Your reply should contain every record, restated word for word.
── GIVEN INFORMATION ──
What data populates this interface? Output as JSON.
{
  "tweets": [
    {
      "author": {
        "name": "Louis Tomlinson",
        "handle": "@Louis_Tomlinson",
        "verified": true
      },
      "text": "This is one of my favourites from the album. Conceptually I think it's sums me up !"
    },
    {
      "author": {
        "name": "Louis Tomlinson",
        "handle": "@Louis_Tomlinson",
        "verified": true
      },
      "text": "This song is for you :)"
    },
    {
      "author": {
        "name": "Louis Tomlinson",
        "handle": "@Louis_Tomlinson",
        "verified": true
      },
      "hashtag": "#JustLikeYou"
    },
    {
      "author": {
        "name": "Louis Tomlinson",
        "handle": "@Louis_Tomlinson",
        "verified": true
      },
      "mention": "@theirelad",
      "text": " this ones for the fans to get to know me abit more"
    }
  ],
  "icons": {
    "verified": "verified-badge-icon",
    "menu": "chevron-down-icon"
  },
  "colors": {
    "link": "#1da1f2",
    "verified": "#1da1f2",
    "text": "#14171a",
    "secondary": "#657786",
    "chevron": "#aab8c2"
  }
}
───
EXERCISE ANSWER -
What data populates this interface? Output as JSON.
{
  "tweets": [
    {
      "author": {
        "name": "Louis Tomlinson",
        "handle": "@Louis_Tomlinson",
        "verified": true
      },
      "text": "This is one of my favourites from the album. Conceptually I think it's sums me up !"
    },
    {
      "author": {
        "name": "Louis Tomlinson",
        "handle": "@Louis_Tomlinson",
        "verified": true
      },
      "text": "This song is for you :)"
    },
    {
      "author": {
        "name": "Louis Tomlinson",
        "handle": "@Louis_Tomlinson",
        "verified": true
      },
      "hashtag": "#JustLikeYou"
    },
    {
      "author": {
        "name": "Louis Tomlinson",
        "handle": "@Louis_Tomlinson",
        "verified": true
      },
      "mention": "@theirelad",
      "text": " this ones for the fans to get to know me abit more"
    }
  ],
  "icons": {
    "verified": "verified-badge-icon",
    "menu": "chevron-down-icon"
  },
  "colors": {
    "link": "#1da1f2",
    "verified": "#1da1f2",
    "text": "#14171a",
    "secondary": "#657786",
    "chevron": "#aab8c2"
  }
}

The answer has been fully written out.